We are accustomed to seeing parents taking care of their sons and daughters with Down syndrome. It is only very recently, in the last five years or so, that specialized institutions have begun to be called upon to deal with entire classrooms of students with Down syndrome who have been left to their own devices because their parents died before they did. This is a new and growing issue, and not one to which governments or schools have devoted much thought or planning. In an earlier era, even the parents of people with Down syndrome largely assumed they would outlive their children.
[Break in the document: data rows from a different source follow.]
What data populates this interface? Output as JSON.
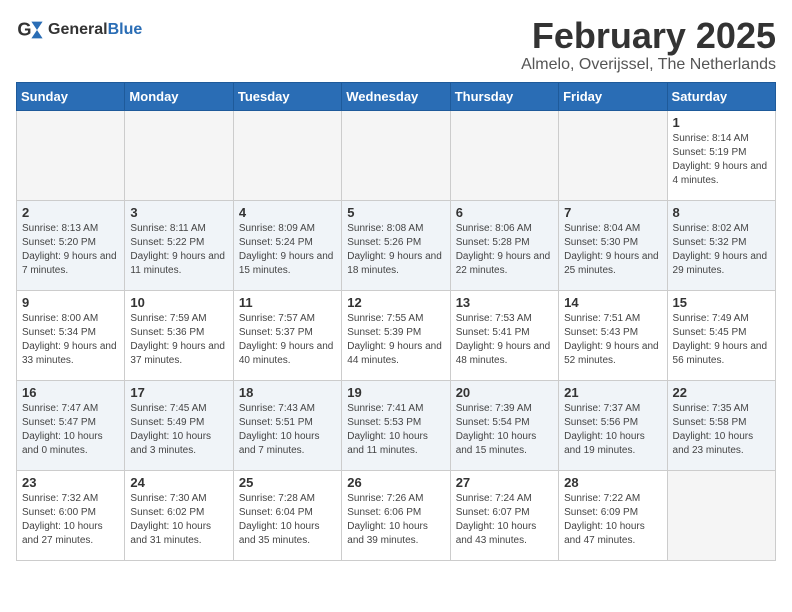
{
  "logo": {
    "text_general": "General",
    "text_blue": "Blue"
  },
  "title": {
    "month_year": "February 2025",
    "location": "Almelo, Overijssel, The Netherlands"
  },
  "headers": [
    "Sunday",
    "Monday",
    "Tuesday",
    "Wednesday",
    "Thursday",
    "Friday",
    "Saturday"
  ],
  "weeks": [
    [
      {
        "day": "",
        "info": ""
      },
      {
        "day": "",
        "info": ""
      },
      {
        "day": "",
        "info": ""
      },
      {
        "day": "",
        "info": ""
      },
      {
        "day": "",
        "info": ""
      },
      {
        "day": "",
        "info": ""
      },
      {
        "day": "1",
        "info": "Sunrise: 8:14 AM\nSunset: 5:19 PM\nDaylight: 9 hours and 4 minutes."
      }
    ],
    [
      {
        "day": "2",
        "info": "Sunrise: 8:13 AM\nSunset: 5:20 PM\nDaylight: 9 hours and 7 minutes."
      },
      {
        "day": "3",
        "info": "Sunrise: 8:11 AM\nSunset: 5:22 PM\nDaylight: 9 hours and 11 minutes."
      },
      {
        "day": "4",
        "info": "Sunrise: 8:09 AM\nSunset: 5:24 PM\nDaylight: 9 hours and 15 minutes."
      },
      {
        "day": "5",
        "info": "Sunrise: 8:08 AM\nSunset: 5:26 PM\nDaylight: 9 hours and 18 minutes."
      },
      {
        "day": "6",
        "info": "Sunrise: 8:06 AM\nSunset: 5:28 PM\nDaylight: 9 hours and 22 minutes."
      },
      {
        "day": "7",
        "info": "Sunrise: 8:04 AM\nSunset: 5:30 PM\nDaylight: 9 hours and 25 minutes."
      },
      {
        "day": "8",
        "info": "Sunrise: 8:02 AM\nSunset: 5:32 PM\nDaylight: 9 hours and 29 minutes."
      }
    ],
    [
      {
        "day": "9",
        "info": "Sunrise: 8:00 AM\nSunset: 5:34 PM\nDaylight: 9 hours and 33 minutes."
      },
      {
        "day": "10",
        "info": "Sunrise: 7:59 AM\nSunset: 5:36 PM\nDaylight: 9 hours and 37 minutes."
      },
      {
        "day": "11",
        "info": "Sunrise: 7:57 AM\nSunset: 5:37 PM\nDaylight: 9 hours and 40 minutes."
      },
      {
        "day": "12",
        "info": "Sunrise: 7:55 AM\nSunset: 5:39 PM\nDaylight: 9 hours and 44 minutes."
      },
      {
        "day": "13",
        "info": "Sunrise: 7:53 AM\nSunset: 5:41 PM\nDaylight: 9 hours and 48 minutes."
      },
      {
        "day": "14",
        "info": "Sunrise: 7:51 AM\nSunset: 5:43 PM\nDaylight: 9 hours and 52 minutes."
      },
      {
        "day": "15",
        "info": "Sunrise: 7:49 AM\nSunset: 5:45 PM\nDaylight: 9 hours and 56 minutes."
      }
    ],
    [
      {
        "day": "16",
        "info": "Sunrise: 7:47 AM\nSunset: 5:47 PM\nDaylight: 10 hours and 0 minutes."
      },
      {
        "day": "17",
        "info": "Sunrise: 7:45 AM\nSunset: 5:49 PM\nDaylight: 10 hours and 3 minutes."
      },
      {
        "day": "18",
        "info": "Sunrise: 7:43 AM\nSunset: 5:51 PM\nDaylight: 10 hours and 7 minutes."
      },
      {
        "day": "19",
        "info": "Sunrise: 7:41 AM\nSunset: 5:53 PM\nDaylight: 10 hours and 11 minutes."
      },
      {
        "day": "20",
        "info": "Sunrise: 7:39 AM\nSunset: 5:54 PM\nDaylight: 10 hours and 15 minutes."
      },
      {
        "day": "21",
        "info": "Sunrise: 7:37 AM\nSunset: 5:56 PM\nDaylight: 10 hours and 19 minutes."
      },
      {
        "day": "22",
        "info": "Sunrise: 7:35 AM\nSunset: 5:58 PM\nDaylight: 10 hours and 23 minutes."
      }
    ],
    [
      {
        "day": "23",
        "info": "Sunrise: 7:32 AM\nSunset: 6:00 PM\nDaylight: 10 hours and 27 minutes."
      },
      {
        "day": "24",
        "info": "Sunrise: 7:30 AM\nSunset: 6:02 PM\nDaylight: 10 hours and 31 minutes."
      },
      {
        "day": "25",
        "info": "Sunrise: 7:28 AM\nSunset: 6:04 PM\nDaylight: 10 hours and 35 minutes."
      },
      {
        "day": "26",
        "info": "Sunrise: 7:26 AM\nSunset: 6:06 PM\nDaylight: 10 hours and 39 minutes."
      },
      {
        "day": "27",
        "info": "Sunrise: 7:24 AM\nSunset: 6:07 PM\nDaylight: 10 hours and 43 minutes."
      },
      {
        "day": "28",
        "info": "Sunrise: 7:22 AM\nSunset: 6:09 PM\nDaylight: 10 hours and 47 minutes."
      },
      {
        "day": "",
        "info": ""
      }
    ]
  ]
}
I wanted to tell this story by focusing on the situation in Chile, because it's one of the countries with the highest Down syndrome birth rates. Many people with Down syndrome in Chile make it to adulthood, but little thought has been given to their needs as fully autonomous citizens. The law does not recognize their autonomy so that, among other things, their parents are allowed to sterilize them without their consent. There are no employment or educational networks established for people with Down syndrome past the age of 25. Treating them like children negates the accomplishments they have achieved as adults, and as a result they don't feel like self-determined adults who have the same possibilities as others their age. This is what I want the film to consider and convey. As director, I want the viewer to identify with the impotence and the frustration the subjects feel about growing old before their time and without a chance to experience what they want, which results in feeling that their aging process is unfair.
— Maite Alberdi, Director